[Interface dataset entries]
----
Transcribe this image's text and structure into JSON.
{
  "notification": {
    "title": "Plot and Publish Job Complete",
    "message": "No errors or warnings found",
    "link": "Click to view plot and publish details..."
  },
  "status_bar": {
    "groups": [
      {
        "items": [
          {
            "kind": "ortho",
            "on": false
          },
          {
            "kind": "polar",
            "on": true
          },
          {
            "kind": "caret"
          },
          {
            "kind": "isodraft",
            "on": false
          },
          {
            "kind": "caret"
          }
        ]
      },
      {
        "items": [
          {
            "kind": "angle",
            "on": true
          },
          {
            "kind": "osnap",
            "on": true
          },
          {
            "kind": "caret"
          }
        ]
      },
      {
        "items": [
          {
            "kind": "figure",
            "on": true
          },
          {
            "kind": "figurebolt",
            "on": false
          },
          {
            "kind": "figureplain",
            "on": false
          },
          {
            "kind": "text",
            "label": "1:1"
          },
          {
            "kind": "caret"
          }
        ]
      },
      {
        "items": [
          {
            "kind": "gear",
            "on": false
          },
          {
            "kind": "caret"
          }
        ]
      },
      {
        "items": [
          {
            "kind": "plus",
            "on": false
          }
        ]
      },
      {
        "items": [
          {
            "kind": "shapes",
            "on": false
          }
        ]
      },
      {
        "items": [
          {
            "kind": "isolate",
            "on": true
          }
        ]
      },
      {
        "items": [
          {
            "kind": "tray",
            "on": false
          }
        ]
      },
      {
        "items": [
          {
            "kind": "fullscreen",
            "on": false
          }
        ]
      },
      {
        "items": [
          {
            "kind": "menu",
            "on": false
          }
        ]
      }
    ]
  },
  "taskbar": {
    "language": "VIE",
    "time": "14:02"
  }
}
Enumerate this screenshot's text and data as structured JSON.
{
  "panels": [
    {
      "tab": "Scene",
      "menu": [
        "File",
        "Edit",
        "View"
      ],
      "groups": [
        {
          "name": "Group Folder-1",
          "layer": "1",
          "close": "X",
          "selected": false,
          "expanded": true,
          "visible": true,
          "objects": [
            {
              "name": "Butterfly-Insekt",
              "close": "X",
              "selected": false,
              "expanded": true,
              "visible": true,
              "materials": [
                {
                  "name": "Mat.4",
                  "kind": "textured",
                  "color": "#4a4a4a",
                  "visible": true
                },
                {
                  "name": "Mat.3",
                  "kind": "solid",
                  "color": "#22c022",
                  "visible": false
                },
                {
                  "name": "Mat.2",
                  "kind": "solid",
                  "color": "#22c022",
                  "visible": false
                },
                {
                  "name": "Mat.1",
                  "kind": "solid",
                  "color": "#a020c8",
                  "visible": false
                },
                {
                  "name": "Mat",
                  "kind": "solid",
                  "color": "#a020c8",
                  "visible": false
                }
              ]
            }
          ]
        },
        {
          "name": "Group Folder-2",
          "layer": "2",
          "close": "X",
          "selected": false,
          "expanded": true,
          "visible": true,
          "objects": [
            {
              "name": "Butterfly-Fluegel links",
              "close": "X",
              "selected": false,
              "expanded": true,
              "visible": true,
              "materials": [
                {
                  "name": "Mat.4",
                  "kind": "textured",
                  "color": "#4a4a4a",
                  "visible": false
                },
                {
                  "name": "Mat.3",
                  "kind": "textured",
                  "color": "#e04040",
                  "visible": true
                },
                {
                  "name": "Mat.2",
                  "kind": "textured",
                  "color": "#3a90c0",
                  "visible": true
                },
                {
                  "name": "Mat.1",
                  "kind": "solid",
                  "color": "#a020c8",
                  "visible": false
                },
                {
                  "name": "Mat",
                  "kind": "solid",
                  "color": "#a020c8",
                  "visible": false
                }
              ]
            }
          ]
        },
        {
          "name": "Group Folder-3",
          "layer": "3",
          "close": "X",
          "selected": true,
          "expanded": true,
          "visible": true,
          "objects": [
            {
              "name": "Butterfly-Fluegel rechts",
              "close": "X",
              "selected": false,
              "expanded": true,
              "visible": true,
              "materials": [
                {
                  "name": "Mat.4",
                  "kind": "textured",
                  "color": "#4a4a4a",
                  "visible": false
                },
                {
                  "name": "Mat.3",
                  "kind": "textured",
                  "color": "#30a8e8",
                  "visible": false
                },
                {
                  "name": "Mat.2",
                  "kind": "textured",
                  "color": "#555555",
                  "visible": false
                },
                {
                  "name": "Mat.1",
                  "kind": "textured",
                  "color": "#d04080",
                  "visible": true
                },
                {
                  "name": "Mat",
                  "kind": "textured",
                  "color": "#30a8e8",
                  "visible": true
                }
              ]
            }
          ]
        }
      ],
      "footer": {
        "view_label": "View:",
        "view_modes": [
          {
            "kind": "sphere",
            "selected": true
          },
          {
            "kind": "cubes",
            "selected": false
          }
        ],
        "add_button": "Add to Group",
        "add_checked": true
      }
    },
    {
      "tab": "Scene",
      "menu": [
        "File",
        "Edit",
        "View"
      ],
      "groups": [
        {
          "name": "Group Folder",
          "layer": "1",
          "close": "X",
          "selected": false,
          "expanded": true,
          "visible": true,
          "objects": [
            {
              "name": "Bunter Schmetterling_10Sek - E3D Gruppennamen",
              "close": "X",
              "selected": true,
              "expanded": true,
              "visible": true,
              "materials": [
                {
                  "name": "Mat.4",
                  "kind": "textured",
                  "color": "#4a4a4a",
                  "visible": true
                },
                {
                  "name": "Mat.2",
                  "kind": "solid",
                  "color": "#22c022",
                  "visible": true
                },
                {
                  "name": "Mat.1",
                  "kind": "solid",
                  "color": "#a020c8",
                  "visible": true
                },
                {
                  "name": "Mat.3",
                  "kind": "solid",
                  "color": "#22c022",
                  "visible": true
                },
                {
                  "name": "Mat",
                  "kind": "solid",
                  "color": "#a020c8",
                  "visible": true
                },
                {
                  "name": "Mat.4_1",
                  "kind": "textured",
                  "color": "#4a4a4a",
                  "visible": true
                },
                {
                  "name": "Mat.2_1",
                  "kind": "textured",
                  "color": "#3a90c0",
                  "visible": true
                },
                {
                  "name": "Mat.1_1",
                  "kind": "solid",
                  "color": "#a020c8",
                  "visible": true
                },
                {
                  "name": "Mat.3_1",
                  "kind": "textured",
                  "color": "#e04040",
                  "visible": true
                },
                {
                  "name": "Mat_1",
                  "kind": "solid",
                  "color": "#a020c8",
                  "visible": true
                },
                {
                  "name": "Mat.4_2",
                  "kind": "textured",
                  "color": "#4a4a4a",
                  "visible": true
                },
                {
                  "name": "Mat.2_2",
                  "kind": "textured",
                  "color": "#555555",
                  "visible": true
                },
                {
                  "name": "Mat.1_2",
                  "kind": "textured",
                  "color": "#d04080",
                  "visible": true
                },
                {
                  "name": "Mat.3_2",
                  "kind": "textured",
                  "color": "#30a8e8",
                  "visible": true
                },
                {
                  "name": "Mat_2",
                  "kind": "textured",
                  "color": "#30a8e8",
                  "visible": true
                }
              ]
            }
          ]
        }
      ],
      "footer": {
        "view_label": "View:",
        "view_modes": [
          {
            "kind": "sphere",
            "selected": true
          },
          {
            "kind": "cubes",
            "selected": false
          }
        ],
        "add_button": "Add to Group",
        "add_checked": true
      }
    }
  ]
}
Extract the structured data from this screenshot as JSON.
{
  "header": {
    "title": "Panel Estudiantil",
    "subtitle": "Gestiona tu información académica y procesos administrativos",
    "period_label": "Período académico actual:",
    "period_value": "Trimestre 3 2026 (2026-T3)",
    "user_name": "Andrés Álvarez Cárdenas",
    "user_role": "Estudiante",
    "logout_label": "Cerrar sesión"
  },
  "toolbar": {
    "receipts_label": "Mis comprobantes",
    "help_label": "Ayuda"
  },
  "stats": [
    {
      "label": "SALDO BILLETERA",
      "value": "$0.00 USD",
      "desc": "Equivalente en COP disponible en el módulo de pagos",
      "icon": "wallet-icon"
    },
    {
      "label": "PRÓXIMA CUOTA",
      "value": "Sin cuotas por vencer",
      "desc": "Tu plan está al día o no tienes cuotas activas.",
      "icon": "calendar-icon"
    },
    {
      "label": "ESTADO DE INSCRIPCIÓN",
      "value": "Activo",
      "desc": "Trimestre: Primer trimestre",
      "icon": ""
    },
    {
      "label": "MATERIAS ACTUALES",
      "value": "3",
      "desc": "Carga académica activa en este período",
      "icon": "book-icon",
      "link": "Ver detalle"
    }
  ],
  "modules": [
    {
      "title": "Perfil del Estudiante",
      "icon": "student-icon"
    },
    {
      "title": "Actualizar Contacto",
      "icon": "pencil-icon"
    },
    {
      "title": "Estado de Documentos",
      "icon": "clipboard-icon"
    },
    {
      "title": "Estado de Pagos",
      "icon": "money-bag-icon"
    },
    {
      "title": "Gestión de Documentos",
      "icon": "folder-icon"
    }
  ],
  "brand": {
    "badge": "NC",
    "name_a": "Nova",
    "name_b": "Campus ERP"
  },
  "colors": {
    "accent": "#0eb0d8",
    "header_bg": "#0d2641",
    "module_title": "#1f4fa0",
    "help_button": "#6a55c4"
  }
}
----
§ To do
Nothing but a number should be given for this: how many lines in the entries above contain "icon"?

§ Answer section
9